▶ _Work request_: Go through the entries below and copy each line that holds the word "Aggressive".

Excerpts from an interface dataset:
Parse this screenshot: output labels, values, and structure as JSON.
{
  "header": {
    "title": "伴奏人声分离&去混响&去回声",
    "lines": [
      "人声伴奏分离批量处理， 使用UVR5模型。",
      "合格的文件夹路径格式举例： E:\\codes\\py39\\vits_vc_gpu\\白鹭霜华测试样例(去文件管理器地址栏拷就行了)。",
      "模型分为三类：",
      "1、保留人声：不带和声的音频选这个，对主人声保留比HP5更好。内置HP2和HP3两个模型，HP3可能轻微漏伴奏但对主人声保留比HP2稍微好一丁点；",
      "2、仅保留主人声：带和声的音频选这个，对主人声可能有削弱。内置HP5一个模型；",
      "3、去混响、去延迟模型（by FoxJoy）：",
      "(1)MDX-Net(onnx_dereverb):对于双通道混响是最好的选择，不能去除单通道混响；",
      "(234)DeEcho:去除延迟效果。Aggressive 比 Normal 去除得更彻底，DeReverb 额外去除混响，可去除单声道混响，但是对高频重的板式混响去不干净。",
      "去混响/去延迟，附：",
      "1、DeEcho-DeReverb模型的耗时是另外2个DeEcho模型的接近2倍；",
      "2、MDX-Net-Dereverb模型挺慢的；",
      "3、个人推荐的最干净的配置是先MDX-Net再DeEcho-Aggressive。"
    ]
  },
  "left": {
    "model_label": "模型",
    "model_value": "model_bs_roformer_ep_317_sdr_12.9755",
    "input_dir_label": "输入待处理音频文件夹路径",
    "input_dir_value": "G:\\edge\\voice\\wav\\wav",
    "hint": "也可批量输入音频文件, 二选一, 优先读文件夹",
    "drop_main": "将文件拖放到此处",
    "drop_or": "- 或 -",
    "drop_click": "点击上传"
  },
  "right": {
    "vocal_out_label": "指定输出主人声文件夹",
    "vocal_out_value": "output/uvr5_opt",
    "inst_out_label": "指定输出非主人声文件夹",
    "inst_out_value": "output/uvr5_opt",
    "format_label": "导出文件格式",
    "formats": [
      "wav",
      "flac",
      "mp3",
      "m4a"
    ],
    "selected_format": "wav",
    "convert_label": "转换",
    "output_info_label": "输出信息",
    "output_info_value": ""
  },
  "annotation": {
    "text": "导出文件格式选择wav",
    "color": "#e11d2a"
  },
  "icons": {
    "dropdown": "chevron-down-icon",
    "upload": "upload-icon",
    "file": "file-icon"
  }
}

▶ _Answer section_:
      "(234)DeEcho:去除延迟效果。Aggressive 比 Normal 去除得更彻底，DeReverb 额外去除混响，可去除单声道混响，但是对高频重的板式混响去不干净。",
      "3、个人推荐的最干净的配置是先MDX-Net再DeEcho-Aggressive。"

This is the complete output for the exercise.